1. YOU DON’T NEED A GRANT OF PROBATE TO ISSUE A FATAL ACCIDENT ACT CLAIM.
Simply read Section 2 of the Fatal Accidents Act 1976
“(1)The action shall be brought by and in the name of the executor or administrator of the deceased.
(a)there is no executor or administrator of the deceased, or
(b)no action is brought within six months after the death by and in the name of an executor or administrator of the deceased,
the action may be brought by and in the name of all or any of the persons for whose benefit an executor or administrator could have brought it.”
In other words:
(i) If there is no administrator or executor then any of the dependants can issue proceedings under the Fatal Accidents Act (on behalf of themselves and all the dependants).
(ii) If there is an administrator or executor and they do not bring an action within 6 months of the death then, again, any dependant can bring the action (and again on behalf of themselves and all the dependants).
2. THE PRACTICAL CONSEQUENCES OF A DEPENDANT BRINGING AN ACTION WITH NO GRANT OF PROBATE
A dependant brings the action solely under the Fatal Accident Act. The dependant cannot bring an action on behalf of the estate under the Law Reform (Miscellaneous Provisions) Act 1934. A dependant bringing an action under this section could not claim:
- The deceased’s losses and expenses prior to death.
- Pain and suffering prior to death.
However in many cases this will make no practical difference. If death is instantaneous, or near instantaneous, there is no claim for pain and suffering. Further the awards for pain and suffering prior to death can be relatively modest.

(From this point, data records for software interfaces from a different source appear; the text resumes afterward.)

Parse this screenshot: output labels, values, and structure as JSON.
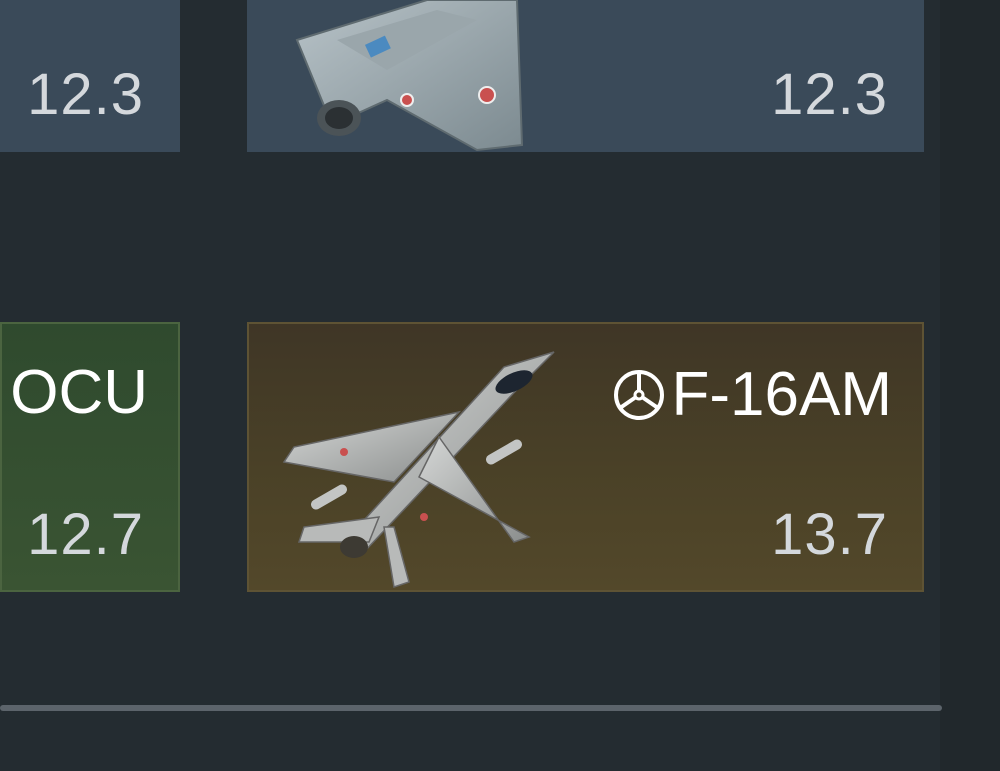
{
  "vehicles": [
    {
      "name": "",
      "br": "12.3",
      "type": "researchable"
    },
    {
      "name": "",
      "br": "12.3",
      "type": "researchable"
    },
    {
      "name": "OCU",
      "br": "12.7",
      "type": "squadron"
    },
    {
      "name": "F-16AM",
      "br": "13.7",
      "type": "premium",
      "badge_icon": "steering-wheel-icon"
    }
  ],
  "colors": {
    "background": "#242c31",
    "researchable_card": "#3a4a59",
    "squadron_card": "#3a5433",
    "premium_card": "#4a4127",
    "br_text": "#d4d8dc"
  }
}
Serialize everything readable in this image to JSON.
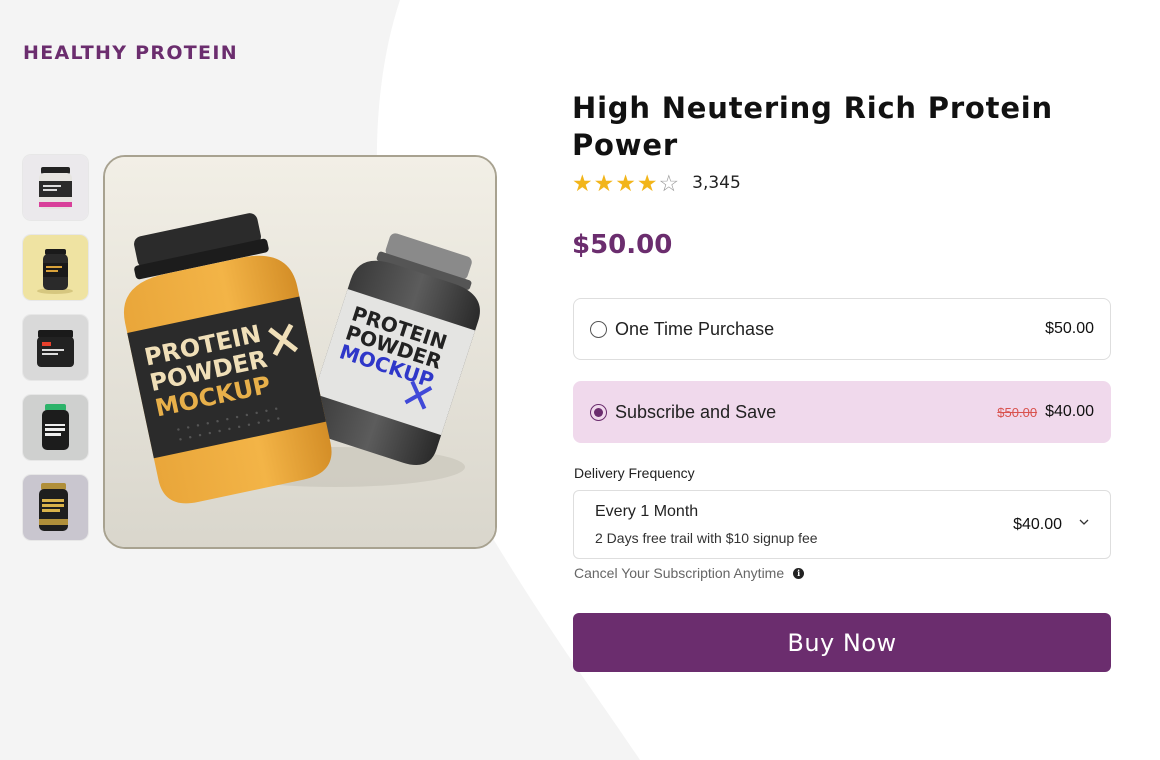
{
  "brand": "HEALTHY PROTEIN",
  "product": {
    "title": "High Neutering Rich Protein Power",
    "rating": 4,
    "rating_max": 5,
    "rating_count": "3,345",
    "price": "$50.00",
    "main_image_text": {
      "jar_1_lines": [
        "PROTEIN",
        "POWDER",
        "MOCKUP"
      ],
      "jar_2_lines": [
        "PROTEIN",
        "POWDER",
        "MOCKUP"
      ]
    }
  },
  "thumbnails": [
    {
      "name": "thumb-1",
      "jar_color": "#e8e6e2",
      "bg": "#e9e7ea",
      "band": "#2b2b2b",
      "accent": "#d8409a"
    },
    {
      "name": "thumb-2",
      "jar_color": "#2a2a2a",
      "bg": "#efe3a2",
      "band": "#2a2a2a",
      "accent": "#d9a23a"
    },
    {
      "name": "thumb-3",
      "jar_color": "#222222",
      "bg": "#d9d9d9",
      "band": "#2a2a2a",
      "accent": "#e8402c"
    },
    {
      "name": "thumb-4",
      "jar_color": "#1c1c1c",
      "bg": "#cfd0cf",
      "band": "#1c1c1c",
      "accent": "#2db36a"
    },
    {
      "name": "thumb-5",
      "jar_color": "#1e1e1e",
      "bg": "#c9c6cf",
      "band": "#1e1e1e",
      "accent": "#d9b24a"
    }
  ],
  "purchase_options": {
    "one_time": {
      "label": "One Time Purchase",
      "price": "$50.00",
      "selected": false
    },
    "subscribe": {
      "label": "Subscribe and Save",
      "old_price": "$50.00",
      "price": "$40.00",
      "selected": true
    }
  },
  "delivery": {
    "label": "Delivery Frequency",
    "selected": "Every 1 Month",
    "subtext": "2 Days free trail with $10 signup fee",
    "price": "$40.00"
  },
  "cancel_note": "Cancel Your Subscription Anytime",
  "buy_button": "Buy Now",
  "colors": {
    "brand": "#6b2d6e",
    "subscribe_bg": "#f0d9ec",
    "star": "#f2b51a",
    "strike": "#d9534f"
  },
  "icons": {
    "star": "star-icon",
    "info": "info-icon",
    "chevron": "chevron-down-icon"
  }
}
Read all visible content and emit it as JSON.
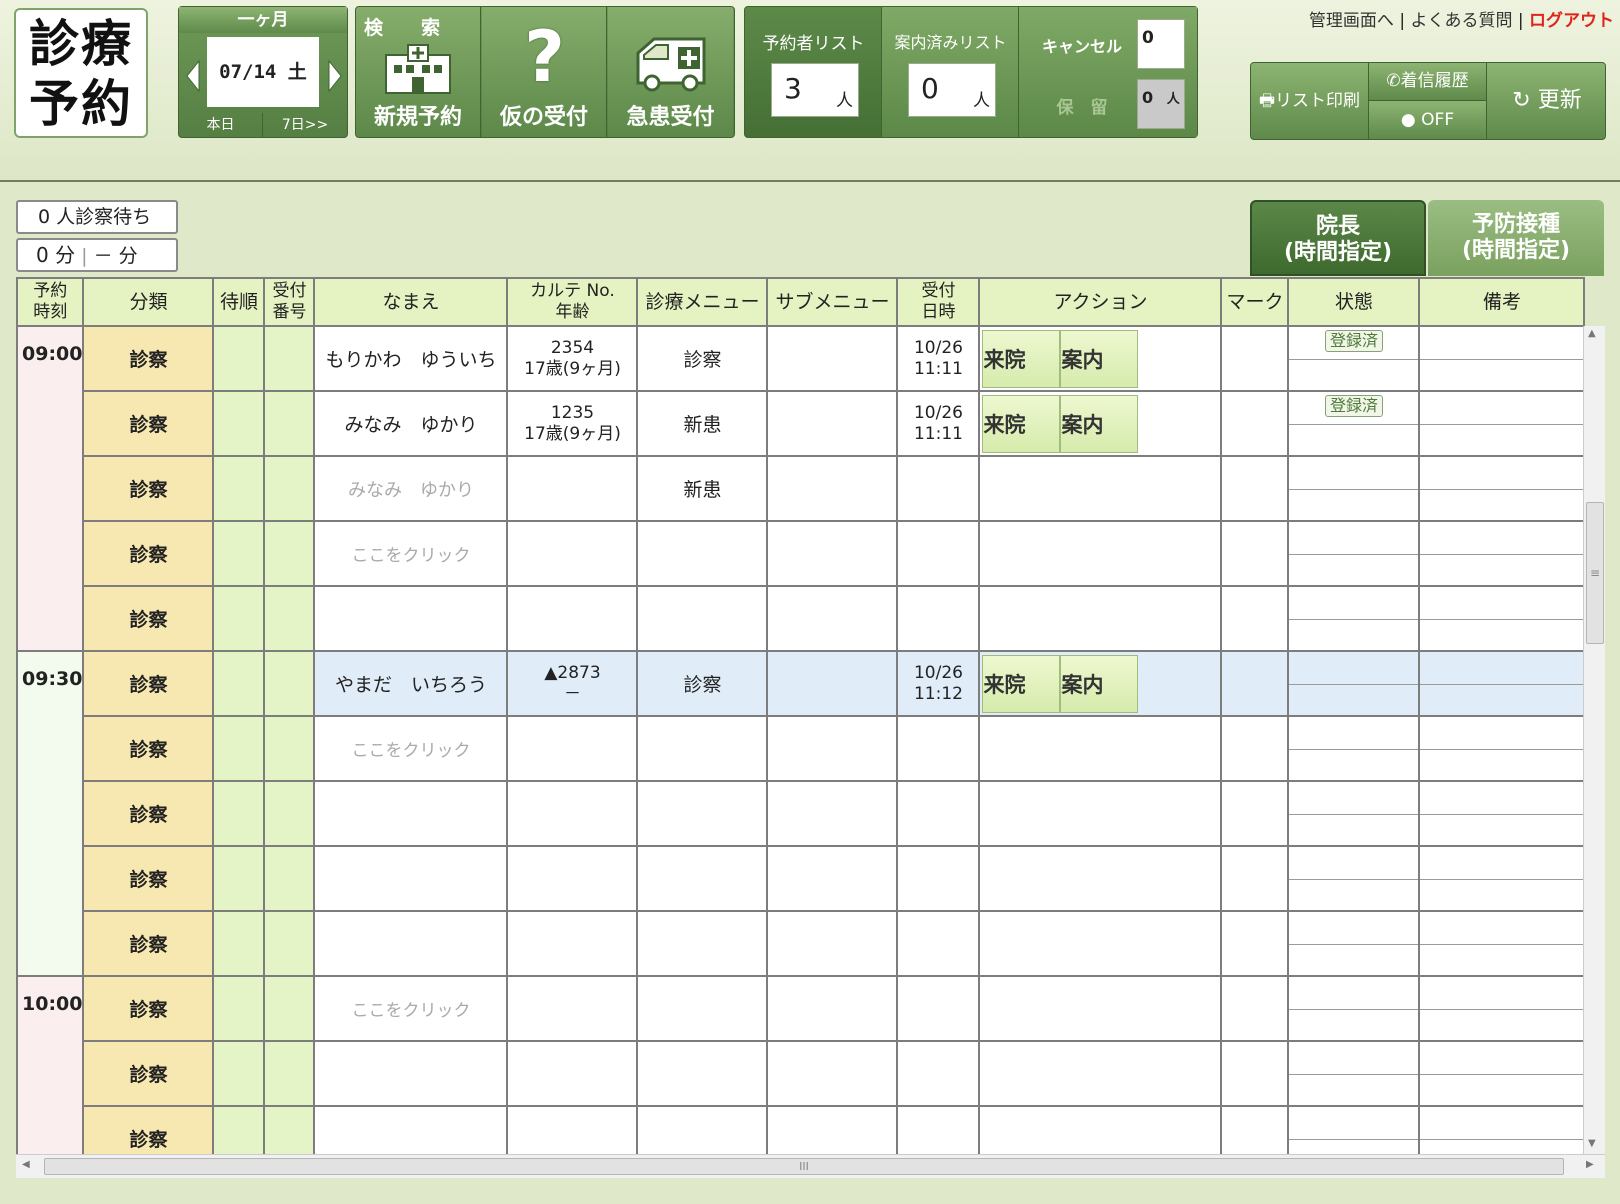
{
  "logo": {
    "line1": "診療",
    "line2": "予約"
  },
  "date_nav": {
    "month_label": "一ヶ月",
    "date": "07/14 土",
    "today": "本日",
    "next7": "7日>>",
    "prev_icon": "triangle-left-icon",
    "next_icon": "triangle-right-icon"
  },
  "buttons": {
    "search_top": "検　　索",
    "new": "新規予約",
    "temp": "仮の受付",
    "emergency": "急患受付"
  },
  "lists": {
    "reserved_label": "予約者リスト",
    "reserved_count": "3",
    "reserved_unit": "人",
    "guided_label": "案内済みリスト",
    "guided_count": "0",
    "guided_unit": "人",
    "cancel_label": "キャンセル",
    "cancel_count": "0",
    "hold_label": "保　留",
    "hold_count": "0",
    "hold_unit": "人"
  },
  "links": {
    "admin": "管理画面へ",
    "faq": "よくある質問",
    "logout": "ログアウト",
    "sep": "|"
  },
  "tools": {
    "print": "リスト印刷",
    "call_history": "着信履歴",
    "off": "OFF",
    "refresh": "更新"
  },
  "status": {
    "waiting": "0 人診察待ち",
    "minutes": "0 分",
    "dash_min": "－ 分"
  },
  "tabs": [
    {
      "label1": "院長",
      "label2": "(時間指定)"
    },
    {
      "label1": "予防接種",
      "label2": "(時間指定)"
    }
  ],
  "columns": {
    "time": [
      "予約",
      "時刻"
    ],
    "category": "分類",
    "order": "待順",
    "recept": [
      "受付",
      "番号"
    ],
    "name": "なまえ",
    "karte": [
      "カルテ No.",
      "年齢"
    ],
    "menu": "診療メニュー",
    "submenu": "サブメニュー",
    "recept_dt": [
      "受付",
      "日時"
    ],
    "action": "アクション",
    "mark": "マーク",
    "state": "状態",
    "note": "備考"
  },
  "actions": {
    "arrive": "来院",
    "guide": "案内"
  },
  "badge": "登録済",
  "rows": [
    {
      "time": "09:00",
      "cat": "診察",
      "name": "もりかわ　ゆういち",
      "karte": "2354",
      "age": "17歳(9ヶ月)",
      "menu": "診察",
      "date": "10/26",
      "clock": "11:11"
    },
    {
      "cat": "診察",
      "name": "みなみ　ゆかり",
      "karte": "1235",
      "age": "17歳(9ヶ月)",
      "menu": "新患",
      "date": "10/26",
      "clock": "11:11"
    },
    {
      "cat": "診察",
      "name": "みなみ　ゆかり",
      "menu": "新患"
    },
    {
      "cat": "診察",
      "name": "ここをクリック"
    },
    {
      "cat": "診察"
    },
    {
      "time": "09:30",
      "cat": "診察",
      "name": "やまだ　いちろう",
      "karte": "▲2873",
      "age": "－",
      "menu": "診察",
      "date": "10/26",
      "clock": "11:12"
    },
    {
      "cat": "診察",
      "name": "ここをクリック"
    },
    {
      "cat": "診察"
    },
    {
      "cat": "診察"
    },
    {
      "cat": "診察"
    },
    {
      "time": "10:00",
      "cat": "診察",
      "name": "ここをクリック"
    },
    {
      "cat": "診察"
    },
    {
      "cat": "診察"
    }
  ],
  "scroll": {
    "up": "▲",
    "down": "▼",
    "left": "◀",
    "right": "▶",
    "grip": "≡",
    "hgrip": "III"
  }
}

In some cases however, there could be a major claim on behalf of the estate. In industrial disease cases, for instance, there are often large claims for pain and suffering, losses and care provided prior to death. In these cases probate is essential.
3. DEPENDANTS CAN CLAIM FUNERAL EXPENSES
Section 3(5) of the Act means that dependants, suing solely as dependants, can recover funeral expenses if they have paid those expenses.
(5)If the dependants have incurred funeral expenses in respect of the deceased, damages may be awarded in respect of those expenses.
4.THE COSTS OF PROBATE MAY NOT BE RECOVERABLE AS A HEAD OF DAMAGES OR COSTS
In the recent case of Mosson -v- Spousal (London) Ltd  EWHC 53 (QB) Mr Justice Garnham disallowed the costs of probate.
“Costs of Probate
Mr Steinberg suggests that the £1,010 expended by the estate on probate is properly recoverable. Unlike funeral expenses, there is no reference to probate costs in the 1934 Act. I see no basis upon which such a claim could be read into the Act. I see no other potential basis for it and I disallow it.”
There is an argument that the costs of probate can be recovered if the sole reason for the grant being taken out is to bring the action. The case of Thomas -v- Cunard White Start  P.153 is often cited in support of this.
However in that case the expenses of the estate were increased as result of the estate having increased in value as a result of the award. The registrar had allowed the basic costs of obtaining probate but not the additional costs. It is difficult to read that as direct authority for the proposition that the costs of probate will be allowed.
In Read -v- Harries  PIQR Q25 Morland J did not come to a definitive view but stated:
” My provisional view is that the probate costs are not recoverable either as a head of damages or as costs. The grant of probate was not obtained for the purposes of bringing this action in which the writ was not issued until September 13, 1989.”
In some cases this could lead to ridiculous results. Some actions brought solely under the Law Reform Act are of relatively low value. The costs of obtaining probate (if not recovered) could eat greatly into the damages recovered.
5. SO IF THERE IS NO GRANT OF PROBATE DIFFICULT DECISIONS MAY HAVE TO BE MADE
If probate fees have already been incurred, for reasons not related to the need to bring the action then they are unlikely to be recovered. Similarly it is far from certain that they costs will be recovered even if they are necessary to bring the action.
Consequently, if fees increase, then a difficult calculation will have to be made. Does the cost of probate exceed the additional value of a claim brought on behalf of the estate
6. BE VERY CAREFUL YOU HAVE TO GET THIS RIGHT?
Once proceedings are issued on behalf of dependants under the Act it is difficult to backtrack to claim an action on behalf of the estate. It is essential that the relevant provisions of the Act are pleaded.
Further be aware that this proviso only applies to Fatal Accident cases. In other actions an action on behalf of the estate which is not brought by the executors will be a nullity.
- Do you need letters of administration to issue on behalf of an estate?
- Fatal accidents and fatal errors
- A potential beneficiary cannot bring an action on behalf of an estate.